Spending more time “recording” will help you to improve somewhat, but until and unless you are aware of the most common mistakes that guitarists make in the recording studio you will find it difficult to track your progress in this area. To learn how to avoid the most common mistakes made by guitarists in the recording studio, study this free guide on how to record perfect guitar parts in the studio.
The most challenging and time consuming aspect of recording guitar parts for an album is creating flawlessly tight rhythm guitar tracks. This goes far deeper than simply playing “in time” (something that most experienced guitarists are already conscious of). The fact is that although “playing in time” is definitely important, it is only of the things that must be paid attention to when recording guitar in the studio. Here are a few things that need to be considered when recording rhythm guitar in the studio:
- Maintaining a consistent amount of pick articulation and tone on each track.
- Recording the guitars perfectly tight (in time) with the bass and drums.
- Keeping all of the chords and notes on the recording sounding perfectly stable.
- Not allowing any sloppy noise from the strings to end up on the recording.
- Keeping the palm muting constant on every track.
- Intonating the rhythm guitars flawlessly with the other instruments used in the song. TIP: Tuning/intonating your guitar in the same way that you do for normal playing and practicing will make it extremely difficult for you to achieve this! You can learn exactly how to tune your guitar for recording in my free guide on how to record perfect guitar parts in the studio.

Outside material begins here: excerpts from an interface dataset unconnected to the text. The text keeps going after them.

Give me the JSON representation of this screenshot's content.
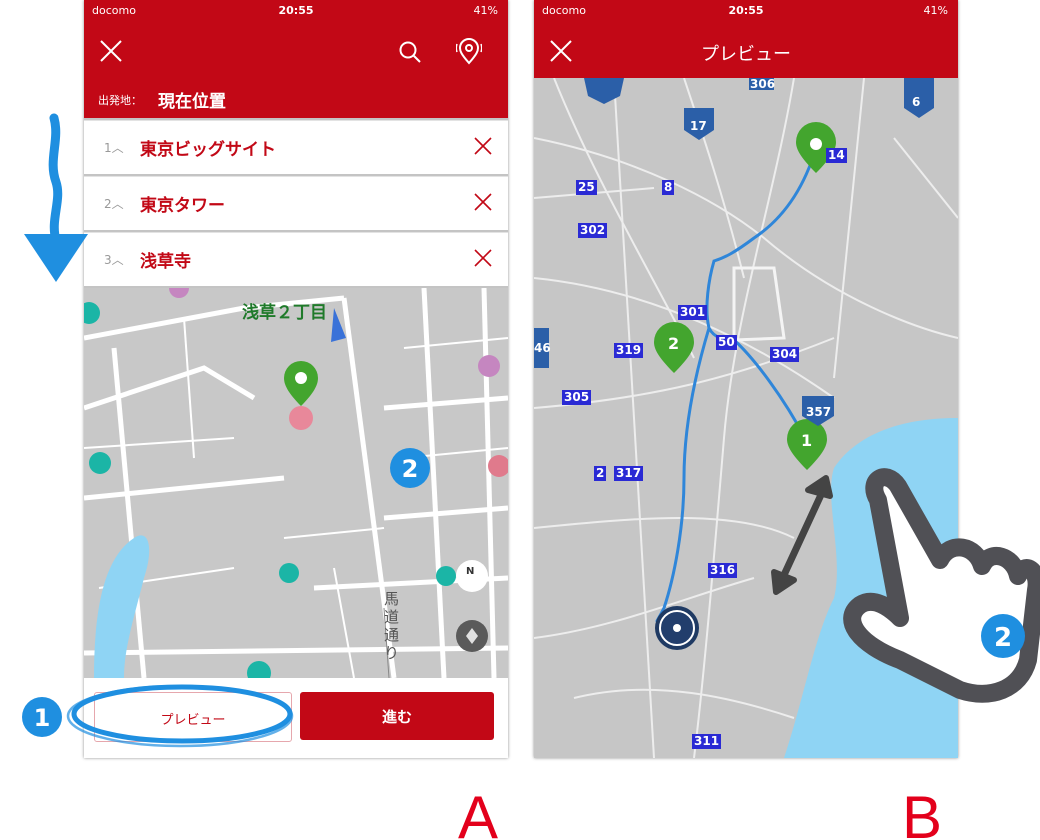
{
  "annotations": {
    "step1_marker": "1",
    "step2_marker": "2",
    "label_a": "A",
    "label_b": "B"
  },
  "screen_a": {
    "status": {
      "carrier": "docomo",
      "time": "20:55",
      "battery": "41%"
    },
    "nav_icons": [
      "close-icon",
      "search-icon",
      "location-pin-icon"
    ],
    "origin": {
      "label": "出発地：",
      "value": "現在位置"
    },
    "waypoints": [
      {
        "number": "1",
        "name": "東京ビッグサイト"
      },
      {
        "number": "2",
        "name": "東京タワー"
      },
      {
        "number": "3",
        "name": "浅草寺"
      }
    ],
    "map": {
      "area_label": "浅草２丁目",
      "street_label": "馬道通り"
    },
    "preview_button": "プレビュー",
    "go_button": "進む"
  },
  "screen_b": {
    "status": {
      "carrier": "docomo",
      "time": "20:55",
      "battery": "41%"
    },
    "title": "プレビュー",
    "route_shields": [
      "306",
      "17",
      "6",
      "25",
      "8",
      "302",
      "301",
      "319",
      "50",
      "304",
      "305",
      "357",
      "317",
      "316",
      "311",
      "46",
      "2",
      "14",
      "2"
    ],
    "pins": [
      {
        "label": "2"
      },
      {
        "label": "1"
      }
    ]
  },
  "colors": {
    "header_red": "#c20816",
    "route_blue": "#2f86d9",
    "pin_green": "#43a52e",
    "annotation_blue": "#1f8fe0",
    "label_red": "#e3001b",
    "water": "#8fd4f4"
  }
}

The above listed points are not very difficult to pay attention to and control in isolation. However, the greatest challenge of recording perfect rhythm guitar tracks in the studio comes from having to do the following:
- Get EVERY element listed above to be perfect on your recorded tracks.

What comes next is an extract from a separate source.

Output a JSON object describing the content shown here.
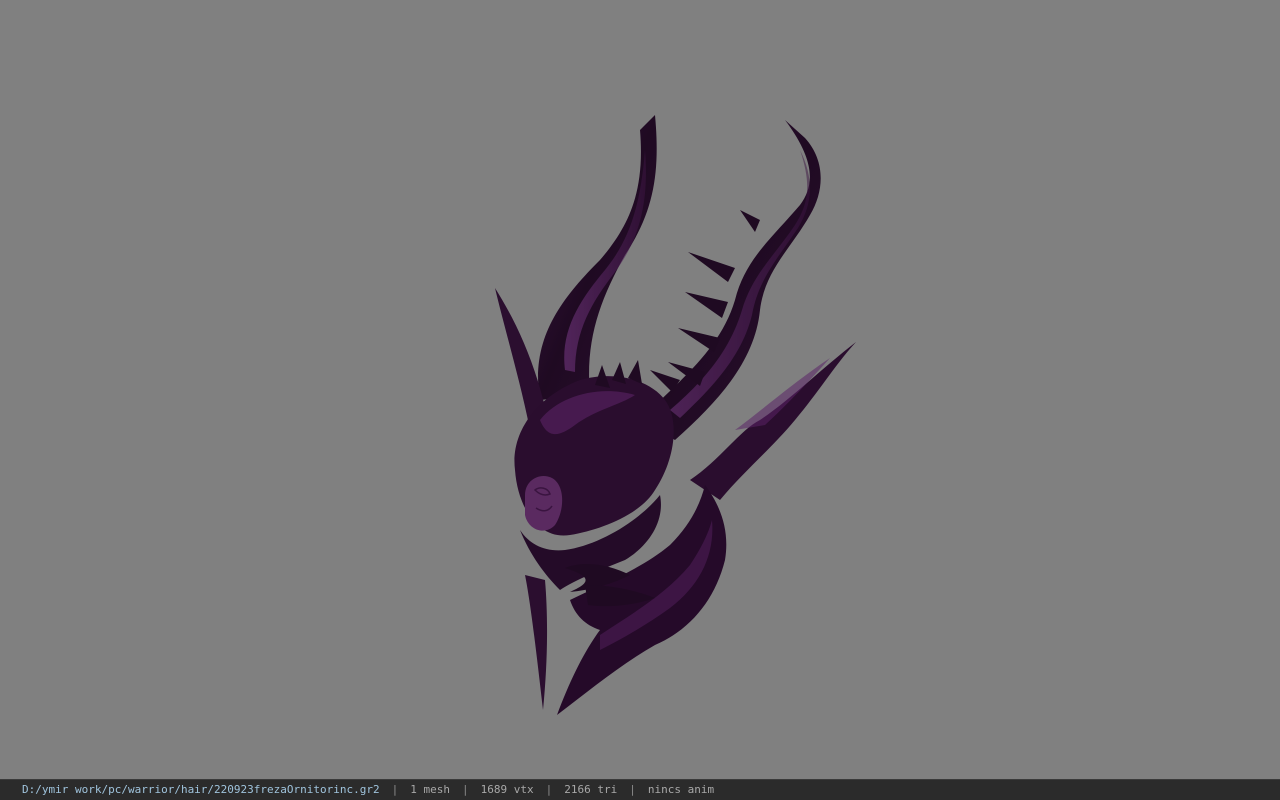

- Do step 1 quickly and consistently to save yourself and your band a LOT of money in studio recording costs.
- Do both of the above steps 2-4 times (depending on whether you are double tracking or quad tracking the rhythm section).

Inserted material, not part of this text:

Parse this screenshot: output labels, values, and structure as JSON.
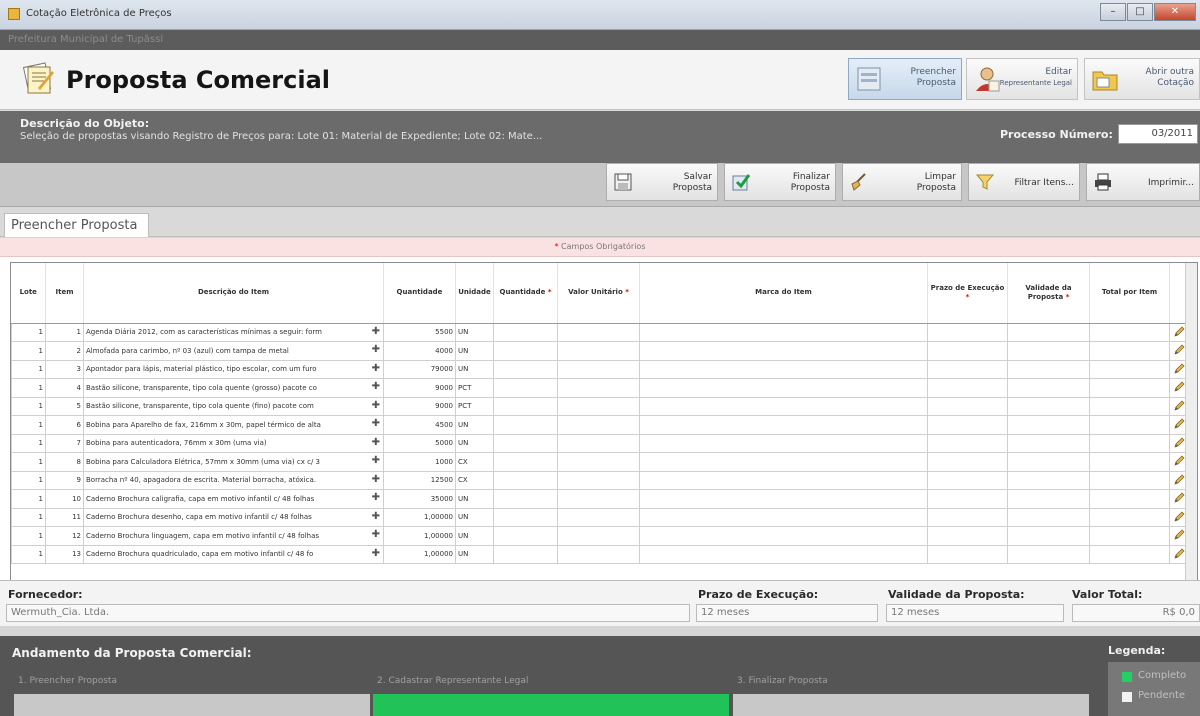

Now that you understand more about the challenges guitar players face in the recording studio, here are some suggestions on how you can use this information to help you and your band:
- Stay determined and patient! Recording guitar well in the studio takes time to develop just like any other musical skill. Even though it may feel frustrating to start from the beginning in this area of guitar playing, you should feel excited from knowing that you are on your way to overcoming a major weakness that is holding back your guitar playing! As with all musical skills, you will be able to master this area of guitar playing a lot more quickly by getting help from a master guitar teacher.
- Determine how much you truly know about recording guitar parts in the studio right now. Use the free recording guide on how to record perfect guitar parts in the studio to help you do this.
- After you get specific about your weaknesses in this area, begin taking the actions needed to improve your skills for future studio recording sessions.
Improve your recording skills in the studio will put you far ahead of most other aspiring musicians and will greatly improve your chances for success in the music industry.
About The Author:
Tom Hess is a successful professional guitar player, composer and the guitarist of the band Rhapsody Of Fire. He also trains musicians to reach their guitar playing goals in his rock guitar lessons online. Visit his website, tomhess.net to read more articles about guitar playing, get free guitar tips and guitar playing resources.